Again, the key to a perfect tan is moisturizing. There are several after tan products that help enhance your tan by locking in the moisture. The ingredients in these lotions are designed to specifically deepen your tan.

13. Can I use an outdoor tanning lotion or a generic indoor lotion?
NO! Please be aware that outdoor tanning lotions, tanning oils, and generic indoor tanning lotions contain a large amount of mineral oil. Mineral oil is a byproduct from manufacturing gasoline and interferes with the body’s ability to eliminate toxins. It promotes premature aging and acne. It also destroys our acrylics and strips your tan. Not only does Dynamic Tanning want you to protect your skin but to protect our acrylics.
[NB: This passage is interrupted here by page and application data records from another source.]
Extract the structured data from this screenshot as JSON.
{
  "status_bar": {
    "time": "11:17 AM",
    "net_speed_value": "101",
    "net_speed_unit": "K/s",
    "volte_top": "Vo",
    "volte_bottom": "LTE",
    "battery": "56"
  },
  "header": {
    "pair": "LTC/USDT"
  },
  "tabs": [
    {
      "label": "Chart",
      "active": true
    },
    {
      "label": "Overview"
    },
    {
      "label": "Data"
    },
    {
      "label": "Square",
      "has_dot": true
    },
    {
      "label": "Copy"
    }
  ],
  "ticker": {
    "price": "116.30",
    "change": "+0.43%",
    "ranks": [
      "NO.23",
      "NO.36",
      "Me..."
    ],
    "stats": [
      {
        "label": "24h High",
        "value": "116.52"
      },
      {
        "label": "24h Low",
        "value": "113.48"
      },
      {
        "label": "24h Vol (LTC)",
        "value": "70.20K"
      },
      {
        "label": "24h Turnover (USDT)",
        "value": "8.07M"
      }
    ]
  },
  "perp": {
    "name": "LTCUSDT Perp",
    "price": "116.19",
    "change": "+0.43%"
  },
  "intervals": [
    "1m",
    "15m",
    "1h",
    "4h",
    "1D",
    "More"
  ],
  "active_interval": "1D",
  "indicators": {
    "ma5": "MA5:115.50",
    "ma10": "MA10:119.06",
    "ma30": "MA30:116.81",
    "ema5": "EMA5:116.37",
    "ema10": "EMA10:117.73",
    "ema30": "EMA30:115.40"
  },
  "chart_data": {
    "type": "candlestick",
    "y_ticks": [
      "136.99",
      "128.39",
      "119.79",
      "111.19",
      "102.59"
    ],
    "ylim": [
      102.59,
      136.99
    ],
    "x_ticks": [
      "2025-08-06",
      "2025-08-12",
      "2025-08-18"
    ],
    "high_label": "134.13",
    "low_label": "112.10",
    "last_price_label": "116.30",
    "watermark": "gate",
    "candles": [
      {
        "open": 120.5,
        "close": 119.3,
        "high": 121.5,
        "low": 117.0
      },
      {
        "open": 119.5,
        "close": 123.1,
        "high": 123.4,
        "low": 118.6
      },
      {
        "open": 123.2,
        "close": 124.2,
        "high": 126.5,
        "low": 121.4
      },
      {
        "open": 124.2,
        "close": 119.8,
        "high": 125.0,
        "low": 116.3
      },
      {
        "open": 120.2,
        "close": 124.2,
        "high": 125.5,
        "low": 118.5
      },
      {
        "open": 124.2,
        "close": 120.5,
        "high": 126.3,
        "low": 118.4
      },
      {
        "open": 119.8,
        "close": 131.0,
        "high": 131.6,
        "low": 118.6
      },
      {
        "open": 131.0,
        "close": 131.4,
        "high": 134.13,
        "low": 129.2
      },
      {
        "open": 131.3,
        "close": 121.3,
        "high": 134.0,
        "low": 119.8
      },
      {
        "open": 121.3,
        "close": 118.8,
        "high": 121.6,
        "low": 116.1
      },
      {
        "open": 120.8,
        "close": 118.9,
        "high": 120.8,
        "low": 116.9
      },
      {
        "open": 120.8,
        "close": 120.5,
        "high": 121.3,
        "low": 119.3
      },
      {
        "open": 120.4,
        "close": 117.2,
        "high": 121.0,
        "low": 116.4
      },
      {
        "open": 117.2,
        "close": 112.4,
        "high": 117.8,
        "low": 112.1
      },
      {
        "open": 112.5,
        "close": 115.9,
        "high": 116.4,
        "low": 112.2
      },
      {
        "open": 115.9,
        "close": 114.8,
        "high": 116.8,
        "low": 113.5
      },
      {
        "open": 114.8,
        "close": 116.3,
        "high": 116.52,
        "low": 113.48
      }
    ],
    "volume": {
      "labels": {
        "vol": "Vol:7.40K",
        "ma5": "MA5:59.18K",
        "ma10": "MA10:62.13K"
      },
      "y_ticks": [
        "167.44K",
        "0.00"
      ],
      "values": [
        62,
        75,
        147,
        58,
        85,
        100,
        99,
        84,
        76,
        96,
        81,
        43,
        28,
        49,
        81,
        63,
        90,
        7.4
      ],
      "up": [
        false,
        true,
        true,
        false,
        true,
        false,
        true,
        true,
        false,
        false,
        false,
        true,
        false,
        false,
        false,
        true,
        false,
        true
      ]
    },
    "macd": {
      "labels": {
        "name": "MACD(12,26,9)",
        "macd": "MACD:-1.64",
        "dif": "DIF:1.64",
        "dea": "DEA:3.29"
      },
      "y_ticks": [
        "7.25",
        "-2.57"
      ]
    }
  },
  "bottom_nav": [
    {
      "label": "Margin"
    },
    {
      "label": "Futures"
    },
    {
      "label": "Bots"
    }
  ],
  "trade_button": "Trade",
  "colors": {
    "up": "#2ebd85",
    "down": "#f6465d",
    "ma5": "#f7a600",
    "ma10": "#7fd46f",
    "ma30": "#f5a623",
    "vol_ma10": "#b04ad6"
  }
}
14. Why do I have white spots on my shoulders and back?
There are two different reasons that you may see this. The first reason is from a lack of oxygen to these parts of the body. When some people are lying down in a tanning bed they have “pressure points” where your shoulder blades or tailbone hits the bed. This pressure causes a decrease in blood flow and oxygen to these areas. Without oxygen, you will not be able to tan those areas. Another reason is a fungus called Tinea Versicolor. This is NOT caused by tanning. It is similar to dandruff and found on your torso areas. In many cases it is easily treated with a medicated dandruff shampoo, but please also consult your doctor.

15. What is a sunless tanning product?
There are a large variety of sunless products on the market. Sunless tanners contain dihydroxyacetone (DHA), which is an extract of sugar cane. When DHA reacts with the proteins in the skin, it produces a bronze coloration on the top layer of skin.

16. Do you have a spray tan?
We offer VersaSpa sunless spray tanning at both of our DeKalb and Geneva salon. Please click here for more information on both of these systems.

17. How long does a spray tan last?
The length of time your spray tan lasts depends mostly on how you take care of your tan. We always recommend shaving and exfoliating before your session. Also stay out of hot tubs and pools and use a good quality water based moisturizer daily. After the application, please make sure you follow the recommendations from your Tanning Consultant. Generally your tan should last you 5-10 days.

18. Do spray tans or self tanners offer protection from the sun?
Absolutely not. Any sunless product, whether it comes from a bottle or a booth, is purely cosmetic. There is no SPF in these products. The best way to protect yourself from sunlight is to use a SPF outdoors and/or tan responsibly indoors.

19. Should I tan before I go on vacation?
The best way to prepare yourself for vacation is to gradually expose yourself to UV light. The Tanning Consultants can help you with a slow and gradual exposure schedule to help you build a base tan. Remember that burning defeats the purpose of tanning and causes the most damage to your skin.

20. Is it better to tan indoors or outdoors?
Tanning indoors can offer you a more controlled and relaxing environment. Federal, State and Local governments have instilled guidelines to enhance the controllable features of indoor tanning. These guidelines include having timer controls, requiring protective eyewear, temperature control, protection from lamps, electrical safety, and equipment access and support. When you are outdoors you cannot control things like clouds, haze, reflection (from water, snow or sand), elevation, latitude, altitude, or solar elevation (height of the sky). More importantly, however, is when you are tanning outdoors you run the risk of exposing yourself to too much UV light and increasing your chance of burning.